*** Opening of Provided records ***

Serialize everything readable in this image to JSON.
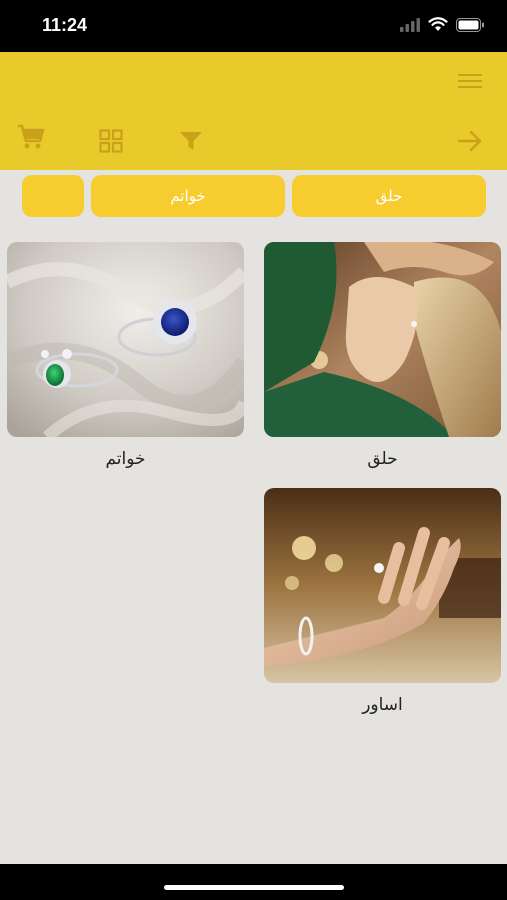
{
  "status_bar": {
    "time": "11:24"
  },
  "header": {
    "icons": [
      "menu-icon",
      "cart-icon",
      "grid-view-icon",
      "filter-icon",
      "arrow-right-icon"
    ],
    "background_color": "#e8cb2a",
    "icon_color": "#c9a21a"
  },
  "categories": [
    {
      "label": "حلق"
    },
    {
      "label": "خواتم"
    },
    {
      "label": ""
    }
  ],
  "products": [
    {
      "label": "خواتم",
      "image": "rings-photo"
    },
    {
      "label": "حلق",
      "image": "earrings-photo"
    },
    {
      "label": "اساور",
      "image": "bracelet-ring-photo"
    }
  ],
  "colors": {
    "pill": "#f6cc2f",
    "background": "#e5e3df"
  }
}
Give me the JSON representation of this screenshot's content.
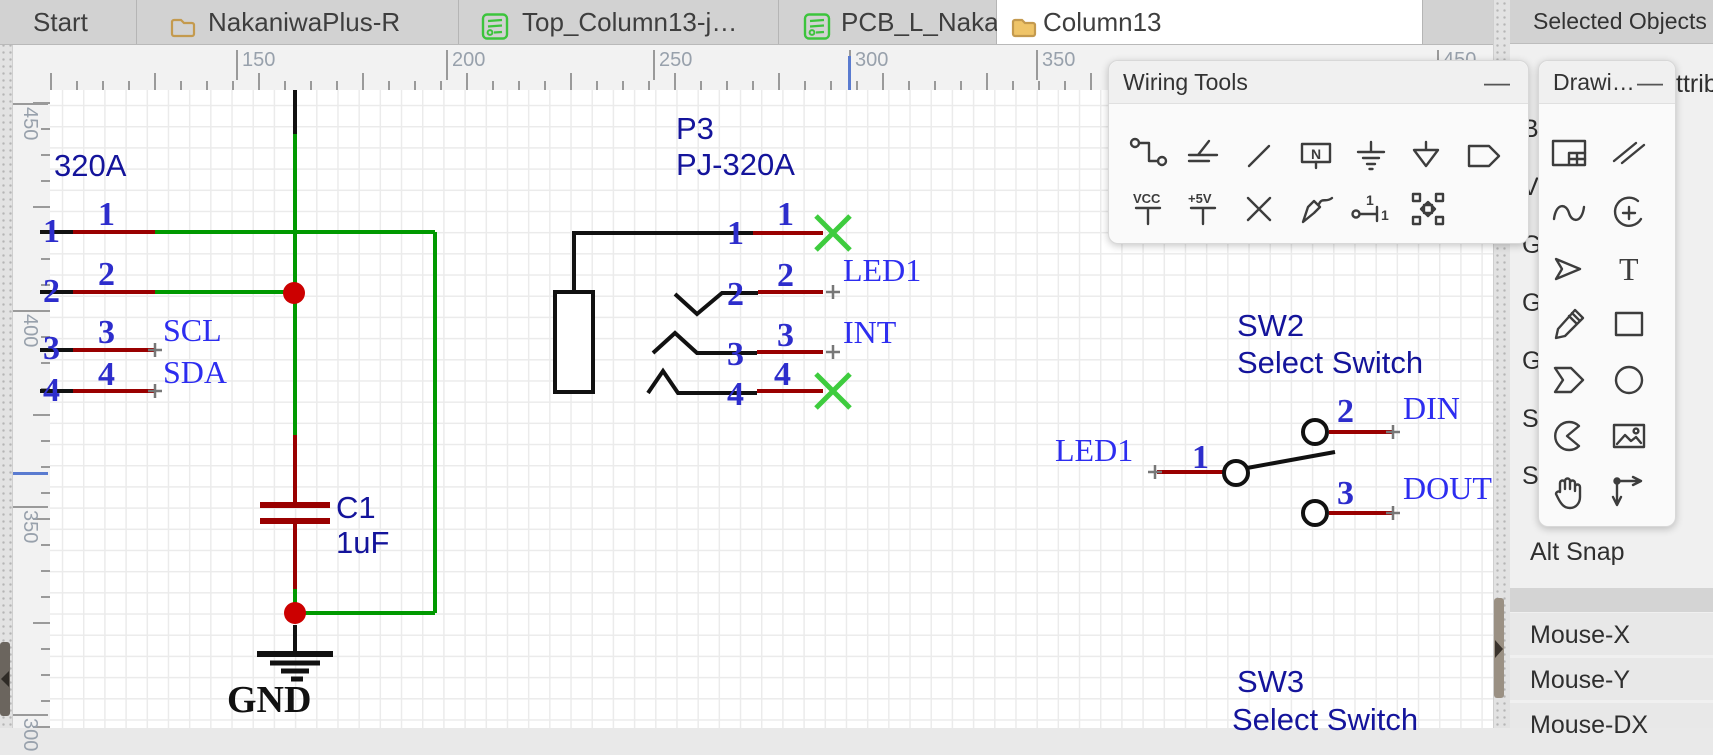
{
  "window": {
    "tabs": [
      {
        "label": "Start",
        "icon": "none"
      },
      {
        "label": "NakaniwaPlus-R",
        "icon": "folder-outline"
      },
      {
        "label": "Top_Column13-j…",
        "icon": "schematic-doc"
      },
      {
        "label": "PCB_L_Nakaniw…",
        "icon": "pcb-doc"
      },
      {
        "label": "Column13",
        "icon": "folder-filled",
        "active": true
      }
    ]
  },
  "rulers": {
    "top_labels": [
      "150",
      "200",
      "250",
      "300",
      "350",
      "450"
    ],
    "left_labels": [
      "450",
      "400",
      "350",
      "300"
    ]
  },
  "wiring_tools": {
    "title": "Wiring Tools",
    "minimize_label": "—",
    "glyphs": {
      "netlabel": "N",
      "vcc": "VCC",
      "plus5v": "+5V",
      "pin_top": "1",
      "pin_right": "1"
    },
    "icons_row1": [
      "wire",
      "bus",
      "bus-entry",
      "netlabel",
      "ground",
      "gnd-power",
      "netflag"
    ],
    "icons_row2": [
      "vcc",
      "plus5v",
      "no-connect",
      "voltage-probe",
      "pin",
      "group"
    ]
  },
  "drawing_tools": {
    "title": "Drawi…",
    "minimize_label": "—",
    "glyphs": {
      "text_tool": "T"
    },
    "icons": [
      "frame",
      "polyline",
      "bezier",
      "arc",
      "arrow",
      "text",
      "pencil",
      "rect",
      "polygon",
      "ellipse",
      "pie",
      "image",
      "drag",
      "dimension"
    ]
  },
  "right_panel": {
    "header": "Selected Objects",
    "attributes_header_partial": "ttrib",
    "clipped_attribute_letters": [
      "B",
      "V",
      "G",
      "G",
      "G",
      "S",
      "S"
    ],
    "alt_snap_label": "Alt Snap",
    "mouse_rows": [
      "Mouse-X",
      "Mouse-Y",
      "Mouse-DX"
    ]
  },
  "schematic": {
    "ic": {
      "name": "320A",
      "pin_numbers": [
        "1",
        "2",
        "3",
        "4"
      ],
      "pin_names": [
        "1",
        "2",
        "3",
        "4"
      ],
      "net_scl": "SCL",
      "net_sda": "SDA"
    },
    "cap": {
      "ref": "C1",
      "value": "1uF"
    },
    "gnd_label": "GND",
    "jack": {
      "ref": "P3",
      "value": "PJ-320A",
      "pin_numbers": [
        "1",
        "2",
        "3",
        "4"
      ],
      "pin_names": [
        "1",
        "2",
        "3",
        "4"
      ],
      "net_led1": "LED1",
      "net_int": "INT"
    },
    "sw2": {
      "ref": "SW2",
      "value": "Select Switch",
      "pin1": "1",
      "pin2": "2",
      "pin3": "3",
      "net_led1": "LED1",
      "net_din": "DIN",
      "net_dout": "DOUT"
    },
    "sw3": {
      "ref": "SW3",
      "value": "Select Switch"
    },
    "colors": {
      "wire_green": "#009900",
      "pin_red": "#990000",
      "junction": "#cc0000",
      "no_connect_x": "#3ecc3e",
      "net_label_blue": "#2d2df0",
      "ref_navy": "#14149b",
      "pin_number_blue": "#2d2dcc"
    }
  }
}
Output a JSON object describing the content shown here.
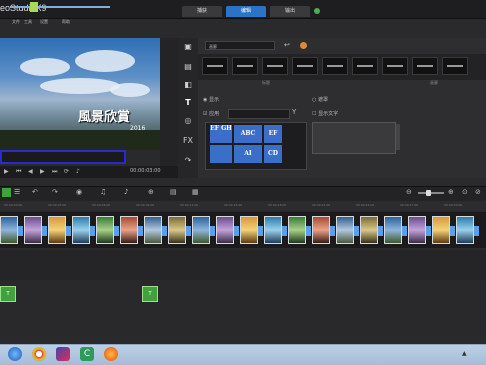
{
  "titlebar": {
    "app_title": "eoStudioX9",
    "menu": [
      "文件",
      "工具",
      "设置",
      "帮助"
    ],
    "tabs": [
      "捕获",
      "编辑",
      "输出"
    ],
    "active_tab": "编辑"
  },
  "preview": {
    "caption": "風景欣賞",
    "caption_year": "2016",
    "timecode": "00:00:03:00"
  },
  "library": {
    "dropdown": "画廊",
    "sections": [
      "标题",
      "画廊"
    ],
    "options": [
      "显示",
      "遮罩",
      "应用",
      "显示文字"
    ],
    "styles": [
      "EF GH",
      "ABC",
      "EF",
      "AI",
      "CD"
    ]
  },
  "timeline": {
    "ruler_labels": [
      "00:00:00:00",
      "00:00:03:00",
      "00:00:06:00",
      "00:00:09:00",
      "00:00:12:00",
      "00:00:15:00",
      "00:00:18:00",
      "00:00:21:00",
      "00:00:24:00",
      "00:00:27:00",
      "00:00:30:00"
    ],
    "green_clip_label": "T"
  },
  "colors": {
    "accent": "#2a73c6",
    "trim_border": "#2a2ad0",
    "clip_green": "#3fa23a"
  }
}
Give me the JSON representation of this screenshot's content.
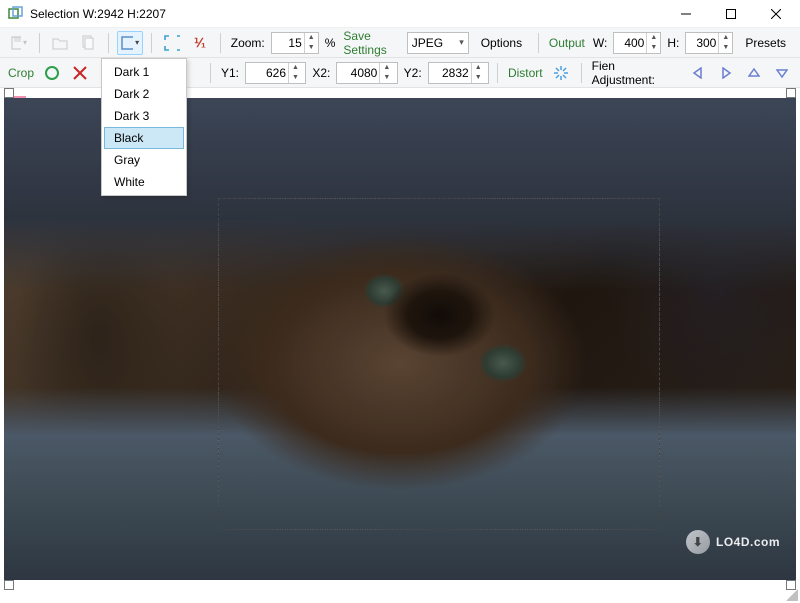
{
  "titlebar": {
    "title": "Selection  W:2942 H:2207"
  },
  "toolbar1": {
    "zoom_label": "Zoom:",
    "zoom_value": "15",
    "zoom_pct": "%",
    "save_settings": "Save Settings",
    "format_value": "JPEG",
    "options": "Options",
    "output_label": "Output",
    "w_label": "W:",
    "w_value": "400",
    "h_label": "H:",
    "h_value": "300",
    "presets": "Presets",
    "fraction": "⅟₁"
  },
  "toolbar2": {
    "crop_label": "Crop",
    "y1_label": "Y1:",
    "y1_value": "626",
    "x2_label": "X2:",
    "x2_value": "4080",
    "y2_label": "Y2:",
    "y2_value": "2832",
    "distort_label": "Distort",
    "fien_label": "Fien Adjustment:"
  },
  "dropdown": {
    "items": [
      "Dark 1",
      "Dark 2",
      "Dark 3",
      "Black",
      "Gray",
      "White"
    ],
    "selected_index": 3
  },
  "watermark": {
    "text": "LO4D.com"
  }
}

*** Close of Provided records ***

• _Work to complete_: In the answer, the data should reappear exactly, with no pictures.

• _Your response_:
Serialize everything readable in this image to JSON.
{
  "status_bar": {
    "time": "11:24"
  },
  "header": {
    "icons": [
      "menu-icon",
      "cart-icon",
      "grid-view-icon",
      "filter-icon",
      "arrow-right-icon"
    ],
    "background_color": "#e8cb2a",
    "icon_color": "#c9a21a"
  },
  "categories": [
    {
      "label": "حلق"
    },
    {
      "label": "خواتم"
    },
    {
      "label": ""
    }
  ],
  "products": [
    {
      "label": "خواتم",
      "image": "rings-photo"
    },
    {
      "label": "حلق",
      "image": "earrings-photo"
    },
    {
      "label": "اساور",
      "image": "bracelet-ring-photo"
    }
  ],
  "colors": {
    "pill": "#f6cc2f",
    "background": "#e5e3df"
  }
}
Give me the JSON representation of this screenshot's content.
{
  "window": {
    "tabs": [
      {
        "label": "Start",
        "icon": "none"
      },
      {
        "label": "NakaniwaPlus-R",
        "icon": "folder-outline"
      },
      {
        "label": "Top_Column13-j…",
        "icon": "schematic-doc"
      },
      {
        "label": "PCB_L_Nakaniw…",
        "icon": "pcb-doc"
      },
      {
        "label": "Column13",
        "icon": "folder-filled",
        "active": true
      }
    ]
  },
  "rulers": {
    "top_labels": [
      "150",
      "200",
      "250",
      "300",
      "350",
      "450"
    ],
    "left_labels": [
      "450",
      "400",
      "350",
      "300"
    ]
  },
  "wiring_tools": {
    "title": "Wiring Tools",
    "minimize_label": "—",
    "glyphs": {
      "netlabel": "N",
      "vcc": "VCC",
      "plus5v": "+5V",
      "pin_top": "1",
      "pin_right": "1"
    },
    "icons_row1": [
      "wire",
      "bus",
      "bus-entry",
      "netlabel",
      "ground",
      "gnd-power",
      "netflag"
    ],
    "icons_row2": [
      "vcc",
      "plus5v",
      "no-connect",
      "voltage-probe",
      "pin",
      "group"
    ]
  },
  "drawing_tools": {
    "title": "Drawi…",
    "minimize_label": "—",
    "glyphs": {
      "text_tool": "T"
    },
    "icons": [
      "frame",
      "polyline",
      "bezier",
      "arc",
      "arrow",
      "text",
      "pencil",
      "rect",
      "polygon",
      "ellipse",
      "pie",
      "image",
      "drag",
      "dimension"
    ]
  },
  "right_panel": {
    "header": "Selected Objects",
    "attributes_header_partial": "ttrib",
    "clipped_attribute_letters": [
      "B",
      "V",
      "G",
      "G",
      "G",
      "S",
      "S"
    ],
    "alt_snap_label": "Alt Snap",
    "mouse_rows": [
      "Mouse-X",
      "Mouse-Y",
      "Mouse-DX"
    ]
  },
  "schematic": {
    "ic": {
      "name": "320A",
      "pin_numbers": [
        "1",
        "2",
        "3",
        "4"
      ],
      "pin_names": [
        "1",
        "2",
        "3",
        "4"
      ],
      "net_scl": "SCL",
      "net_sda": "SDA"
    },
    "cap": {
      "ref": "C1",
      "value": "1uF"
    },
    "gnd_label": "GND",
    "jack": {
      "ref": "P3",
      "value": "PJ-320A",
      "pin_numbers": [
        "1",
        "2",
        "3",
        "4"
      ],
      "pin_names": [
        "1",
        "2",
        "3",
        "4"
      ],
      "net_led1": "LED1",
      "net_int": "INT"
    },
    "sw2": {
      "ref": "SW2",
      "value": "Select Switch",
      "pin1": "1",
      "pin2": "2",
      "pin3": "3",
      "net_led1": "LED1",
      "net_din": "DIN",
      "net_dout": "DOUT"
    },
    "sw3": {
      "ref": "SW3",
      "value": "Select Switch"
    },
    "colors": {
      "wire_green": "#009900",
      "pin_red": "#990000",
      "junction": "#cc0000",
      "no_connect_x": "#3ecc3e",
      "net_label_blue": "#2d2df0",
      "ref_navy": "#14149b",
      "pin_number_blue": "#2d2dcc"
    }
  }
}
Output a JSON object describing the content shown here.
{
  "titlebar": {
    "app_title": "eoStudioX9",
    "menu": [
      "文件",
      "工具",
      "设置",
      "帮助"
    ],
    "tabs": [
      "捕获",
      "编辑",
      "输出"
    ],
    "active_tab": "编辑"
  },
  "preview": {
    "caption": "風景欣賞",
    "caption_year": "2016",
    "timecode": "00:00:03:00"
  },
  "library": {
    "dropdown": "画廊",
    "sections": [
      "标题",
      "画廊"
    ],
    "options": [
      "显示",
      "遮罩",
      "应用",
      "显示文字"
    ],
    "styles": [
      "EF GH",
      "ABC",
      "EF",
      "AI",
      "CD"
    ]
  },
  "timeline": {
    "ruler_labels": [
      "00:00:00:00",
      "00:00:03:00",
      "00:00:06:00",
      "00:00:09:00",
      "00:00:12:00",
      "00:00:15:00",
      "00:00:18:00",
      "00:00:21:00",
      "00:00:24:00",
      "00:00:27:00",
      "00:00:30:00"
    ],
    "green_clip_label": "T"
  },
  "colors": {
    "accent": "#2a73c6",
    "trim_border": "#2a2ad0",
    "clip_green": "#3fa23a"
  }
}
Give me the JSON representation of this screenshot's content.
{
  "titlebar": {
    "title": "Selection  W:2942 H:2207"
  },
  "toolbar1": {
    "zoom_label": "Zoom:",
    "zoom_value": "15",
    "zoom_pct": "%",
    "save_settings": "Save Settings",
    "format_value": "JPEG",
    "options": "Options",
    "output_label": "Output",
    "w_label": "W:",
    "w_value": "400",
    "h_label": "H:",
    "h_value": "300",
    "presets": "Presets",
    "fraction": "⅟₁"
  },
  "toolbar2": {
    "crop_label": "Crop",
    "y1_label": "Y1:",
    "y1_value": "626",
    "x2_label": "X2:",
    "x2_value": "4080",
    "y2_label": "Y2:",
    "y2_value": "2832",
    "distort_label": "Distort",
    "fien_label": "Fien Adjustment:"
  },
  "dropdown": {
    "items": [
      "Dark 1",
      "Dark 2",
      "Dark 3",
      "Black",
      "Gray",
      "White"
    ],
    "selected_index": 3
  },
  "watermark": {
    "text": "LO4D.com"
  }
}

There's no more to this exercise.